▸ Exercise aim
Copy the complete listing that follows, letter for letter.
*** Opening of Record set ***
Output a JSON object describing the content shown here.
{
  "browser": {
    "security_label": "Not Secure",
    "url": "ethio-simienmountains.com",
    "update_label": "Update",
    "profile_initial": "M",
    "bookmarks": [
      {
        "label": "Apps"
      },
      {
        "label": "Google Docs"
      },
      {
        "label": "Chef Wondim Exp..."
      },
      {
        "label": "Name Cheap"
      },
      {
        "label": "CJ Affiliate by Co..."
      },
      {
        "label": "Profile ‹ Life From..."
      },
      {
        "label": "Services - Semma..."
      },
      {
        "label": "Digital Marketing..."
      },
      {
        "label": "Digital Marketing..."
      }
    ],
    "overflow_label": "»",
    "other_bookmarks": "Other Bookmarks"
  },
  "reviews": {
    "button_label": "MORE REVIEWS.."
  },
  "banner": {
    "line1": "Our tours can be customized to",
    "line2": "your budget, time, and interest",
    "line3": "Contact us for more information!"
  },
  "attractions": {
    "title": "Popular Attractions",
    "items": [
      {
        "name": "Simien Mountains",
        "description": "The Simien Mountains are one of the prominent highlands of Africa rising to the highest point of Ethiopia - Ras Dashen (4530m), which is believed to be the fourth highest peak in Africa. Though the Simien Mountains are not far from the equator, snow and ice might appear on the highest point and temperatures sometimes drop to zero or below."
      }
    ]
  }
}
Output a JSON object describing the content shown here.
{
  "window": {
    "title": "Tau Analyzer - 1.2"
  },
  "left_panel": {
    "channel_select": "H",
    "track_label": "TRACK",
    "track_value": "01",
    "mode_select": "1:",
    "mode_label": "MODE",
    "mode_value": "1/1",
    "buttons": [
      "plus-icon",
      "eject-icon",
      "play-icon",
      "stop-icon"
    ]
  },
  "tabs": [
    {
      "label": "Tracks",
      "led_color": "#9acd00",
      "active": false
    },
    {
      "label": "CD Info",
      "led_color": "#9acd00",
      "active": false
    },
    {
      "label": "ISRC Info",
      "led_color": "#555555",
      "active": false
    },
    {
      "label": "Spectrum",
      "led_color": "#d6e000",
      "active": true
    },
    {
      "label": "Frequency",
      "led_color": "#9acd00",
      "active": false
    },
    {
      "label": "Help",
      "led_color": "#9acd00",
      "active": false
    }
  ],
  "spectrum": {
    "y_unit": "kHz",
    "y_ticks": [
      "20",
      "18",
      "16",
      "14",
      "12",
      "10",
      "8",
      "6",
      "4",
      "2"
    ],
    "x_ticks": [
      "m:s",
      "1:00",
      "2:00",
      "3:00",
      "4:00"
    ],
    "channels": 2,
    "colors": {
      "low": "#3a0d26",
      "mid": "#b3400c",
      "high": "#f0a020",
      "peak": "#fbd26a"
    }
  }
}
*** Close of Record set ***
▸ Result of the task
Output a JSON object describing the content shown here.
{
  "browser": {
    "security_label": "Not Secure",
    "url": "ethio-simienmountains.com",
    "update_label": "Update",
    "profile_initial": "M",
    "bookmarks": [
      {
        "label": "Apps"
      },
      {
        "label": "Google Docs"
      },
      {
        "label": "Chef Wondim Exp..."
      },
      {
        "label": "Name Cheap"
      },
      {
        "label": "CJ Affiliate by Co..."
      },
      {
        "label": "Profile ‹ Life From..."
      },
      {
        "label": "Services - Semma..."
      },
      {
        "label": "Digital Marketing..."
      },
      {
        "label": "Digital Marketing..."
      }
    ],
    "overflow_label": "»",
    "other_bookmarks": "Other Bookmarks"
  },
  "reviews": {
    "button_label": "MORE REVIEWS.."
  },
  "banner": {
    "line1": "Our tours can be customized to",
    "line2": "your budget, time, and interest",
    "line3": "Contact us for more information!"
  },
  "attractions": {
    "title": "Popular Attractions",
    "items": [
      {
        "name": "Simien Mountains",
        "description": "The Simien Mountains are one of the prominent highlands of Africa rising to the highest point of Ethiopia - Ras Dashen (4530m), which is believed to be the fourth highest peak in Africa. Though the Simien Mountains are not far from the equator, snow and ice might appear on the highest point and temperatures sometimes drop to zero or below."
      }
    ]
  }
}
Output a JSON object describing the content shown here.
{
  "window": {
    "title": "Tau Analyzer - 1.2"
  },
  "left_panel": {
    "channel_select": "H",
    "track_label": "TRACK",
    "track_value": "01",
    "mode_select": "1:",
    "mode_label": "MODE",
    "mode_value": "1/1",
    "buttons": [
      "plus-icon",
      "eject-icon",
      "play-icon",
      "stop-icon"
    ]
  },
  "tabs": [
    {
      "label": "Tracks",
      "led_color": "#9acd00",
      "active": false
    },
    {
      "label": "CD Info",
      "led_color": "#9acd00",
      "active": false
    },
    {
      "label": "ISRC Info",
      "led_color": "#555555",
      "active": false
    },
    {
      "label": "Spectrum",
      "led_color": "#d6e000",
      "active": true
    },
    {
      "label": "Frequency",
      "led_color": "#9acd00",
      "active": false
    },
    {
      "label": "Help",
      "led_color": "#9acd00",
      "active": false
    }
  ],
  "spectrum": {
    "y_unit": "kHz",
    "y_ticks": [
      "20",
      "18",
      "16",
      "14",
      "12",
      "10",
      "8",
      "6",
      "4",
      "2"
    ],
    "x_ticks": [
      "m:s",
      "1:00",
      "2:00",
      "3:00",
      "4:00"
    ],
    "channels": 2,
    "colors": {
      "low": "#3a0d26",
      "mid": "#b3400c",
      "high": "#f0a020",
      "peak": "#fbd26a"
    }
  }
}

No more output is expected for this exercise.